More interesting to me was the concern raised in the report about the issue of antibiotic resistance. Apparently, the organism in Prostora has shown some resistance to the antibiotic clindamycin. A number of genes that confer antibiotic resistance have been identified, and some of these can be transmitted from one bacterium to another. The specific source of the resistance to clindamycin seen in the Prostora bacterium is not known, so it is not clear if this resistance could be transmitted to other bacteria in animals or people exposed to Prostora.

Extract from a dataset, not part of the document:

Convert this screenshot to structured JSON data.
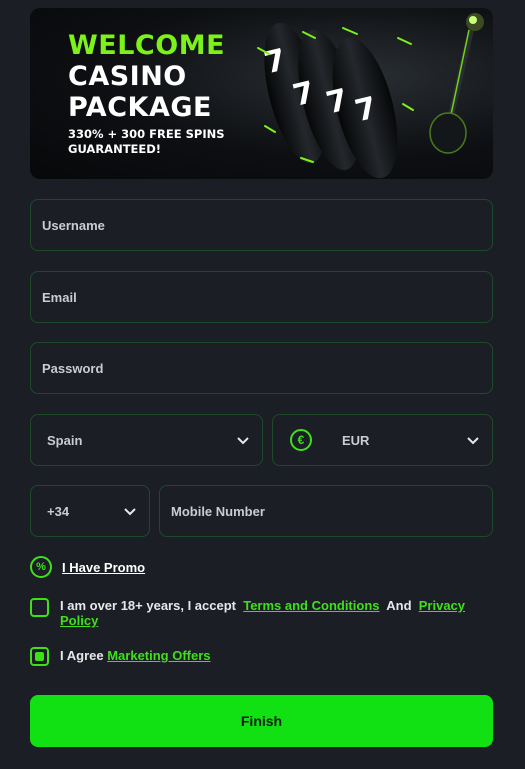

Because of this uncertainty, and the serious and growing problem of antibiotic resistance in infectious organisms, the EFSA chose not to approve the sale of Prostora in the EU. It has been approved here in the U.S. under the much less strict laws governing dietary supplements.
The EFSA in general has taken a conservative stance on probiotics, which some argue is appropriate based on the currently available evidence, and which others, notably probiotic manufacturers, have claimed ignores relevant science. There is some scientific evidence indicating that antibiotic resistance can be exacerbated by the use of probiotic organisms with such resistance, though the extent of the risk is not well-documented.
As I have often said about probiotics, because they clearly have the ability to affect the health of people and animals, they undoubtedly have risks as well as benefits. The devil is in the details, and they should neither be rejected out of hand nor embraced unquestioningly as beneficial. The specific risks and benefits of particular organisms for particular health conditions in particular species have to be understood through the careful and laborious process of scientific research. There is nothing intrinsically “alternative” about the use of microorganisms to affect health, but the indiscriminate use of them in the absence of appropriate scientific evaluation would be a mistake in the tradition of the worst kind of alternative medicine.